Combined with societal change, it will mean that real estate as an industry will have to get its head around some totally new disciplines and change its existing working practices. Here are three new areas to think about.
Ethical decision making
Technological and societal change will open up new areas which will require entirely new modes of thought from the real estate industry. Take the Internet of Things, the world of connected sensors which will allow buildings to create terabytes of data.
“Buildings will create more and more data and know where people are in a building,” Alpha Property Insight founder Dan Hughes said. “That creates an ethical question. Who owns that data and how can it be used? Facebook has opened up the question of collecting data, and what it should and shouldn’t be used for. At the moment, it is open to legal interpretation and that creates problems. It is hard for regulation to keep up with technology, so real estate professionals will have to make their own decisions.”
At the moment, in spite of buildings accounting for around 40 per cent of all carbon emissions, the real estate industry has escaped any particularly detailed scrutiny about its practices. But that could change very quickly, and real estate does not necessarily have the skill set needed to react quickly.
“Young people today know it is important and attitudes are changing,” British Land Head of Campus Juliette Morgan said. “Just look at the change in the way people are looking at plastics now. Real estate has to choose to invest in these things, but doesn’t necessarily have the right skills or mindset when it comes to carbon accounting and future-proofing buildings.”
There are two types of carbon accounting: physical carbon accounting, which looks at quantifying physical amounts of CO2 released into the atmosphere, and financial carbon accounting, which looks at giving carbon a financial market value.
Reports like that published recently by the International Panel on Climate Change highlight how reducing global temperatures will involve linking both elements — cutting emissions by sharply increasing carbon taxes globally. In that scenario, real estate needs to properly understand the cost of its contribution to global emissions.
Morgan undertook an online course to better understand the topic. “I felt I needed to be better informed in order to make better decisions,” she said. “If we are going to make decisions on buildings that impact the next 50 or 60 years then we need to be better informed.”
Social impact and health outcomes

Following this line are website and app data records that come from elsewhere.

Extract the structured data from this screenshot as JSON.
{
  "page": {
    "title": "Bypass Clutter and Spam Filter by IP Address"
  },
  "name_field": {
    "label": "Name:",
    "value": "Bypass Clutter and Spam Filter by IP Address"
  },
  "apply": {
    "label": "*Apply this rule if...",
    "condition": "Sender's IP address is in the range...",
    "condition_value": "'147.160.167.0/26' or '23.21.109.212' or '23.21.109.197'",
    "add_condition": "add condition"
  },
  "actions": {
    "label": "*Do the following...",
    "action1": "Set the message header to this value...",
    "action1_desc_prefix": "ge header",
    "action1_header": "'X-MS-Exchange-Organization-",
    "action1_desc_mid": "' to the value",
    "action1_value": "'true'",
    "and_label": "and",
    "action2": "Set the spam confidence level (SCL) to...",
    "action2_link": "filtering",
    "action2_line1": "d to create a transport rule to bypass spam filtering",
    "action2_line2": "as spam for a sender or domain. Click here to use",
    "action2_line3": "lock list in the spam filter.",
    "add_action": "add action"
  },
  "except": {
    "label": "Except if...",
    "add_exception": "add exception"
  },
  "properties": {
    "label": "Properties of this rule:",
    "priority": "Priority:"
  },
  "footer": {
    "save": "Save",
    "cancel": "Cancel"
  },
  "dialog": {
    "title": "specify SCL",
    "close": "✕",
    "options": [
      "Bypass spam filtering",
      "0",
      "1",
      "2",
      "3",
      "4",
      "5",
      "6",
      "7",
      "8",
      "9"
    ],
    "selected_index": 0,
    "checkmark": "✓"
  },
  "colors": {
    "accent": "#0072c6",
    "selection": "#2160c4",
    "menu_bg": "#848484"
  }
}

Just as there could be growing scrutiny of real estate’s impact on climate change, there could also be a closer examination of the social impact buildings and developments have.
Developers already produce social and economic impact reports highlighting the benefits of large developments and overall companies. But society as a whole is likely to start paying close attention and undertaking a more rigorous analysis. And this might change the metrics by which real estate is valued. “The industry is financed based on income and capital uplift. But we have to start evolving the business model to look at metrics beyond £/SF,” Centric Lab Director of Consultancy Josh Artus said.
“Many developers receive significant tax incentives, and people will start asking, what are they doing with them? Societies and governments will look at what the benefits of developments are in terms of job creation, or reduction of obesity or mental health issues. If developments have a certain cost, but can save the [National Health Service] significant sums over a 20-year period, then we need to start calculating their value in a different way.”